[Opening Material shown section]
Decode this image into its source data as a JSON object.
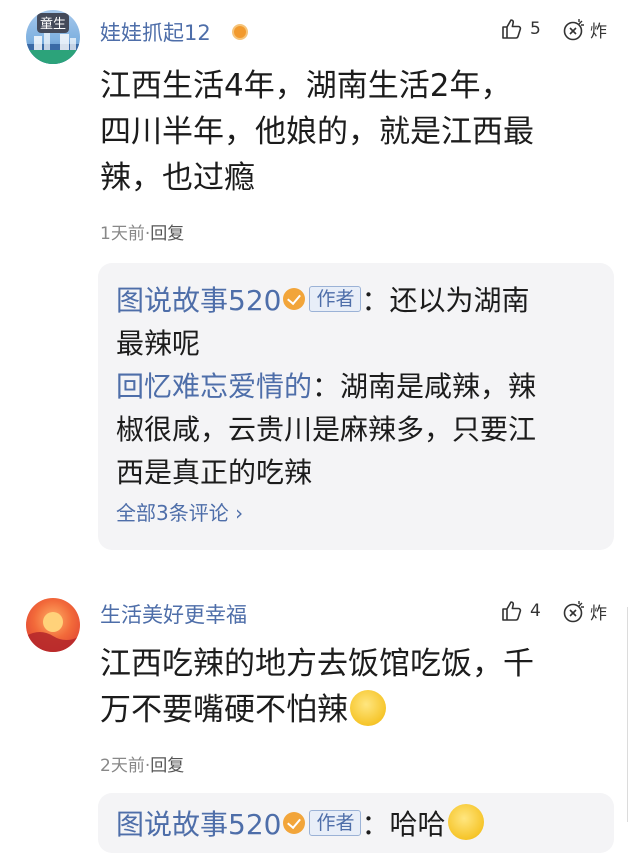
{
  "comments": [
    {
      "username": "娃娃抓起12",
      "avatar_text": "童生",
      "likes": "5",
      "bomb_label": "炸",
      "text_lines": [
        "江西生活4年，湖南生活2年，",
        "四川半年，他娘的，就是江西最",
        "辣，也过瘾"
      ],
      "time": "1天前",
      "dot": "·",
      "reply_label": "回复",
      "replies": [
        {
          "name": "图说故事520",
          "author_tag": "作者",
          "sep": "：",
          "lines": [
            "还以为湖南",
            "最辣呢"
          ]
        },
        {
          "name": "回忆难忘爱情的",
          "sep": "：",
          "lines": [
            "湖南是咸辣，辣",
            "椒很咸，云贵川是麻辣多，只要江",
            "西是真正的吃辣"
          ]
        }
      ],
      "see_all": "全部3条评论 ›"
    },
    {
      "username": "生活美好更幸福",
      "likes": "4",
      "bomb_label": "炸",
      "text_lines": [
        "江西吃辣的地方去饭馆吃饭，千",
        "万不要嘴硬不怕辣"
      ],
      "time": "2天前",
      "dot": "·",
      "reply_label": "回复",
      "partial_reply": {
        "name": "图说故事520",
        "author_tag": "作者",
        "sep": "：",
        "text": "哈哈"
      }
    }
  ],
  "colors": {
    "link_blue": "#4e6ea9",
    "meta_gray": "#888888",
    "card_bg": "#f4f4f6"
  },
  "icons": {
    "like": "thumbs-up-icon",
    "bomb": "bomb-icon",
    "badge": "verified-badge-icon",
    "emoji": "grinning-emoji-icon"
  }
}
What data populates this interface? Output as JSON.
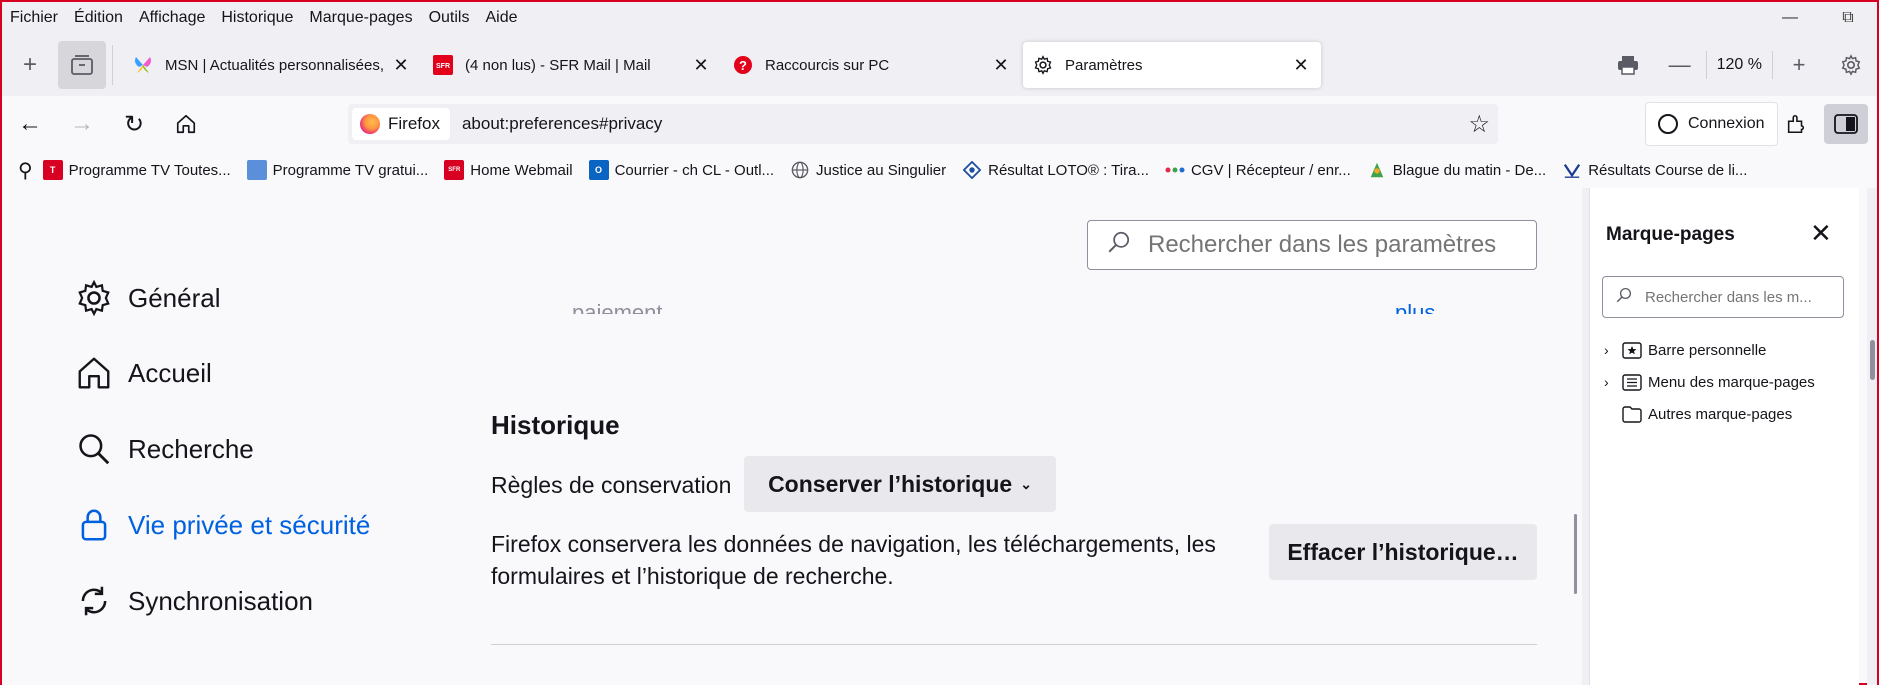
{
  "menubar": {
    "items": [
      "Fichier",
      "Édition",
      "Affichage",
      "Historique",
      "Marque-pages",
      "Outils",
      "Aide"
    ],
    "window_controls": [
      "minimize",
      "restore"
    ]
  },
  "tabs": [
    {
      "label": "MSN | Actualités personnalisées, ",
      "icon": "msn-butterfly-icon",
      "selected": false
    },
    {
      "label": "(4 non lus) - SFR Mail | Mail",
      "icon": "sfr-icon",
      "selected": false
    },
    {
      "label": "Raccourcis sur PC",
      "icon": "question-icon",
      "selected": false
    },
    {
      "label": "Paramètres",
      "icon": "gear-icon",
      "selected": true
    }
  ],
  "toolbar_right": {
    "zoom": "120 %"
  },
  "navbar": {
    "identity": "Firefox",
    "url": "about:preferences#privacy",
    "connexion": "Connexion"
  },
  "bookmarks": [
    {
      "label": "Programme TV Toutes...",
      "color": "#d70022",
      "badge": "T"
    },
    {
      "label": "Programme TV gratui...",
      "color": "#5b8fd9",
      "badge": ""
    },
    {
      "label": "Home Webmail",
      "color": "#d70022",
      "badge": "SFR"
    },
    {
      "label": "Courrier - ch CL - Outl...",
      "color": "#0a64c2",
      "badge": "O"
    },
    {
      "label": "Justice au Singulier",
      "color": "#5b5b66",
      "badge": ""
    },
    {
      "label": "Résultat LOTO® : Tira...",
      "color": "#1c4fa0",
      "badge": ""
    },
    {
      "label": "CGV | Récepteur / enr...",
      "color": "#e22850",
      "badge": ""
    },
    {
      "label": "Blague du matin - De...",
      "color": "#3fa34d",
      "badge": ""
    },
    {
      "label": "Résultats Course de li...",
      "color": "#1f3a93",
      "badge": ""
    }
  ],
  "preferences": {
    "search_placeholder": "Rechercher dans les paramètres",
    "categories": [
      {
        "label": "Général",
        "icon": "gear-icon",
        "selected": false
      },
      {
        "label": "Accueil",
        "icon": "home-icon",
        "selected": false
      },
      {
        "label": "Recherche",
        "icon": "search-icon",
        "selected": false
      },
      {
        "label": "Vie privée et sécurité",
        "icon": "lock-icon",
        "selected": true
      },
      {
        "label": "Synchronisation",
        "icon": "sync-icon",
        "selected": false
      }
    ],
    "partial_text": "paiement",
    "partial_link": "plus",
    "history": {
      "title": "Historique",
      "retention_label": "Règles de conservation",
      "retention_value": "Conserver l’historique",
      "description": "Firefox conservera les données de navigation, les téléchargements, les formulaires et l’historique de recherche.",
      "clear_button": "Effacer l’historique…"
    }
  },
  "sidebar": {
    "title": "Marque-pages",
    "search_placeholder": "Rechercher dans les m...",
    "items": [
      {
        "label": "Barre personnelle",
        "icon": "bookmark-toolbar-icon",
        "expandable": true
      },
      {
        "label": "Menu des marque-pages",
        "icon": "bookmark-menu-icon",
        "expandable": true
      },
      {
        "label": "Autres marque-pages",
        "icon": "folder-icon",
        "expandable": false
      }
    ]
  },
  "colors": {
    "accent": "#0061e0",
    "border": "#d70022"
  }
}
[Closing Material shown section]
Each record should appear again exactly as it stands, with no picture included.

--- Response area ---
Decode this image into its source data as a JSON object.
{
  "comments": [
    {
      "username": "娃娃抓起12",
      "avatar_text": "童生",
      "likes": "5",
      "bomb_label": "炸",
      "text_lines": [
        "江西生活4年，湖南生活2年，",
        "四川半年，他娘的，就是江西最",
        "辣，也过瘾"
      ],
      "time": "1天前",
      "dot": "·",
      "reply_label": "回复",
      "replies": [
        {
          "name": "图说故事520",
          "author_tag": "作者",
          "sep": "：",
          "lines": [
            "还以为湖南",
            "最辣呢"
          ]
        },
        {
          "name": "回忆难忘爱情的",
          "sep": "：",
          "lines": [
            "湖南是咸辣，辣",
            "椒很咸，云贵川是麻辣多，只要江",
            "西是真正的吃辣"
          ]
        }
      ],
      "see_all": "全部3条评论 ›"
    },
    {
      "username": "生活美好更幸福",
      "likes": "4",
      "bomb_label": "炸",
      "text_lines": [
        "江西吃辣的地方去饭馆吃饭，千",
        "万不要嘴硬不怕辣"
      ],
      "time": "2天前",
      "dot": "·",
      "reply_label": "回复",
      "partial_reply": {
        "name": "图说故事520",
        "author_tag": "作者",
        "sep": "：",
        "text": "哈哈"
      }
    }
  ],
  "colors": {
    "link_blue": "#4e6ea9",
    "meta_gray": "#888888",
    "card_bg": "#f4f4f6"
  },
  "icons": {
    "like": "thumbs-up-icon",
    "bomb": "bomb-icon",
    "badge": "verified-badge-icon",
    "emoji": "grinning-emoji-icon"
  }
}
What data populates this interface? Output as JSON.
{
  "menubar": {
    "items": [
      "Fichier",
      "Édition",
      "Affichage",
      "Historique",
      "Marque-pages",
      "Outils",
      "Aide"
    ],
    "window_controls": [
      "minimize",
      "restore"
    ]
  },
  "tabs": [
    {
      "label": "MSN | Actualités personnalisées, ",
      "icon": "msn-butterfly-icon",
      "selected": false
    },
    {
      "label": "(4 non lus) - SFR Mail | Mail",
      "icon": "sfr-icon",
      "selected": false
    },
    {
      "label": "Raccourcis sur PC",
      "icon": "question-icon",
      "selected": false
    },
    {
      "label": "Paramètres",
      "icon": "gear-icon",
      "selected": true
    }
  ],
  "toolbar_right": {
    "zoom": "120 %"
  },
  "navbar": {
    "identity": "Firefox",
    "url": "about:preferences#privacy",
    "connexion": "Connexion"
  },
  "bookmarks": [
    {
      "label": "Programme TV Toutes...",
      "color": "#d70022",
      "badge": "T"
    },
    {
      "label": "Programme TV gratui...",
      "color": "#5b8fd9",
      "badge": ""
    },
    {
      "label": "Home Webmail",
      "color": "#d70022",
      "badge": "SFR"
    },
    {
      "label": "Courrier - ch CL - Outl...",
      "color": "#0a64c2",
      "badge": "O"
    },
    {
      "label": "Justice au Singulier",
      "color": "#5b5b66",
      "badge": ""
    },
    {
      "label": "Résultat LOTO® : Tira...",
      "color": "#1c4fa0",
      "badge": ""
    },
    {
      "label": "CGV | Récepteur / enr...",
      "color": "#e22850",
      "badge": ""
    },
    {
      "label": "Blague du matin - De...",
      "color": "#3fa34d",
      "badge": ""
    },
    {
      "label": "Résultats Course de li...",
      "color": "#1f3a93",
      "badge": ""
    }
  ],
  "preferences": {
    "search_placeholder": "Rechercher dans les paramètres",
    "categories": [
      {
        "label": "Général",
        "icon": "gear-icon",
        "selected": false
      },
      {
        "label": "Accueil",
        "icon": "home-icon",
        "selected": false
      },
      {
        "label": "Recherche",
        "icon": "search-icon",
        "selected": false
      },
      {
        "label": "Vie privée et sécurité",
        "icon": "lock-icon",
        "selected": true
      },
      {
        "label": "Synchronisation",
        "icon": "sync-icon",
        "selected": false
      }
    ],
    "partial_text": "paiement",
    "partial_link": "plus",
    "history": {
      "title": "Historique",
      "retention_label": "Règles de conservation",
      "retention_value": "Conserver l’historique",
      "description": "Firefox conservera les données de navigation, les téléchargements, les formulaires et l’historique de recherche.",
      "clear_button": "Effacer l’historique…"
    }
  },
  "sidebar": {
    "title": "Marque-pages",
    "search_placeholder": "Rechercher dans les m...",
    "items": [
      {
        "label": "Barre personnelle",
        "icon": "bookmark-toolbar-icon",
        "expandable": true
      },
      {
        "label": "Menu des marque-pages",
        "icon": "bookmark-menu-icon",
        "expandable": true
      },
      {
        "label": "Autres marque-pages",
        "icon": "folder-icon",
        "expandable": false
      }
    ]
  },
  "colors": {
    "accent": "#0061e0",
    "border": "#d70022"
  }
}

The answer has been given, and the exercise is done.